Given that gold imports in FY15, at $34.4 billion, were roughly 1.7% of GDP—though sharply down from the $53.8 billion of FY13—it is not surprising that the government is keen to find a way to minimise the impact of this on the current account deficit (CAD). Gold bonds were the obvious solution, and after the government came out with a draft policy in June, RBI announced details of the gold monetisation scheme last week. There are, then, two schemes at work. In one, people take their physical stocks to a bank and get an interest on this for short-term and long-term schemes. The scheme is available for both jewellery as well as biscuits/bars—the former is unlikely to be given to banks given the loss in making/breaking charges, but the amount of investment gold is also quite high since, of the total 843 tonnes of demand in 2014, 180 tonnes was in the form of coins/biscuits/bars.
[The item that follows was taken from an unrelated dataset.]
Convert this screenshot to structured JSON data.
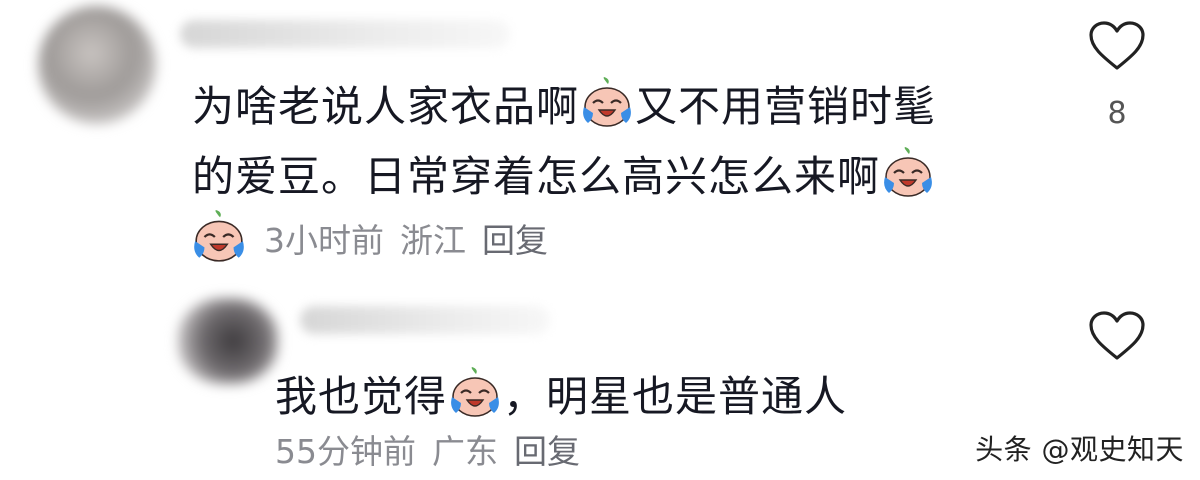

The second part of the scheme involves non-physical gold, but the details of that are yet to be announced. The way the scheme is to work, if a person wants to buy R1 lakh of gold, he goes to a bank and gets a piece of paper acknowledging the bank/government owes him 37 grams of gold; an interest is paid on this and, at the time of maturity, the individual gets back the gold (plus the interest that accrues of this) either in physical form or as cash—obviously the preferred mode, from the government’s point of view, is cash. Had the scheme not been in place, physical gold would have been bought and since it would have been imported, the CAD would be under pressure. In this scheme, however, no physical gold is bought, so there is no pressure on the CAD—the bank, however, buys a hedge, so that it does not lose in case the value of the gold appreciates and people have to be paid back a higher value. Since the government is borrowing at around 7.49% today, theoretically, the government can afford to pay a reasonable rate of interest on this even after paying for the cost of buying a hedge to account for the possibility of gold values appreciating over a period of time.
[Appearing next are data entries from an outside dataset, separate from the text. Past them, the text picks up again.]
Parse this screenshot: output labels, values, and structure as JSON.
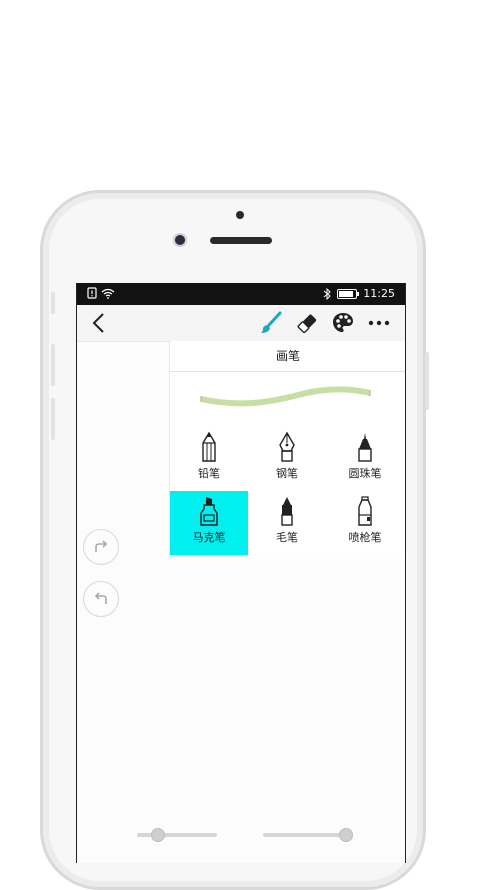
{
  "status_bar": {
    "time": "11:25"
  },
  "toolbar": {
    "back_icon": "chevron-left-icon",
    "brush_icon": "paintbrush-icon",
    "eraser_icon": "eraser-icon",
    "palette_icon": "palette-icon",
    "more_icon": "more-horizontal-icon",
    "accent_color": "#1aa6c4"
  },
  "brush_panel": {
    "title": "画笔",
    "stroke_preview_color": "#c8dfa4",
    "brushes": [
      {
        "label": "铅笔",
        "icon": "pencil-icon"
      },
      {
        "label": "钢笔",
        "icon": "fountain-pen-icon"
      },
      {
        "label": "圆珠笔",
        "icon": "ballpoint-pen-icon"
      },
      {
        "label": "马克笔",
        "icon": "marker-icon",
        "selected": true
      },
      {
        "label": "毛笔",
        "icon": "brush-pen-icon"
      },
      {
        "label": "喷枪笔",
        "icon": "airbrush-icon"
      }
    ],
    "selected_color": "#00f0f0"
  },
  "side_controls": {
    "redo_icon": "redo-icon",
    "undo_icon": "undo-icon"
  },
  "bottom_sliders": {
    "left_level": 0.25,
    "right_level": 0.95
  }
}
Both schemes are desirable since people will get some returns on their gold—in the non-physical gold bond, there is an added advantage since the country doesn’t import gold either. There are some issues, however, that still need clearing up. KYC will be one and, while it is true there are KYC requirements even for buying physical gold, these are relatively less stringent. The bigger problem will be of the lack of liquidity. Right now, RBI is talking of short-term deposits of 1-3 years and longer-term deposits of 5-7 or 12-15 years. Theoretically, this gives investors a large range to choose from. But the key to all investments is liquidity, and that is something that goes away once an investor is locked into any tenure. Ideally, the scheme has to be fully liquid—otherwise, the loss on capital value in a down-cycle can be far greater than the interest earned; the existence of premature withdrawal penalties only makes the equation less attractive.